In the 1851 Census 121 families of the same name were born in the village.  Of these, 66 were also in the 1801 Census.  The oldest family business, was the CHADWELL's founded in 1860 (closed in 1980).  There are no longer any Chadwells living in the village (at least not 'official' - there is evidence of a number of 'unofficial' ones).  No one else mentioned in the 1851 Census remains in business.  There are no old family homes.  Three generations is the longest anyone stays.  People come here for homes and jobs.  It is impossible to say if any of the 1920s influx will stay at Richings Park [Chris Chadwell - a number of residents and active Iver and District Countryside Associations members have moved to Twyford but I do not know if they were from families of long-standing].  Value of properties has risen.

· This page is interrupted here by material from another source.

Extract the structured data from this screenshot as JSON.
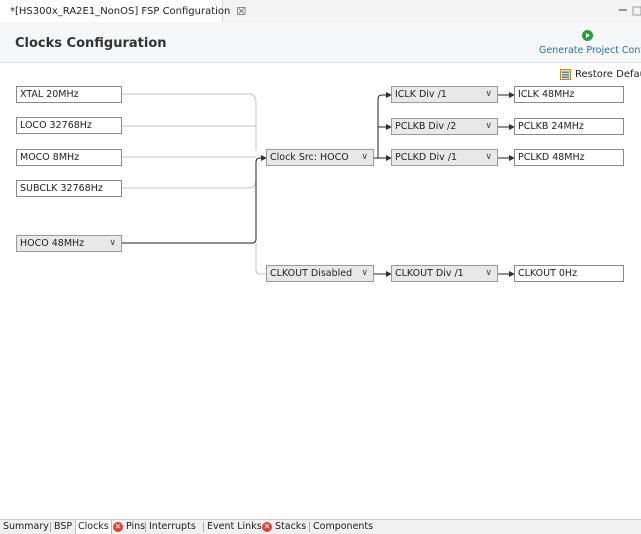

There are virtually no old cottages remaining in the village of pre-Victorian times, mostly due to road widening.  A few middle-size houses remain; Love Green Farm house is now derelict [Chris Chadwell - now demolished].

In the 1930s, Mrs Doris Simpson of Remuera, Love Lane, got together a few of her step-daughters school friends (including Pamela Channon and her sister Diana) to perform playlets for charity, usually the Red Cross.  During WWII they were called the 'Jolly Juveniles' and had expanded to involve neighbours' younger children.  The performances took place in the garden  of Mrs Pritchard's White Cottage, Bangors Road, at the Institute, the old Village Hall or upstairs in the old Methodist Hall.  When her daughters grew up, Mrs Simpson ran the Brownies until her husband retired from the R.A.F. band and they left the district.




APPROACH TO IVER FROM UXBRIDGE AND WEST DRAYTON (1930s) - over bridge by BRIDGEFOOT; note ST.PETER'S church visible to left.

OLD VILLAGE HALL, HIGH STREET (1930s) -Chadwell Builders did work here


HIGH STREET (early 1900s)




Minutes of the first meeting of the IVER VILLAGE HALL committee in  May 1881; an account was to be opened, with the sum of £142 to be paid on completion of building work and handing over of the deeds.

The committee agreed that the official opening of the hall would take place in November - with a lecture and concert.

Meeting 29th October 1881; resolved that proceedings at the official opening of the Village Hall would be as follows: first a hymn chosen for the occasion; then a prayer; an address; a selection of music; an address introducing the lecture; the lecture; a selection of music; votes of thanks; conclude with "God Save the Queen"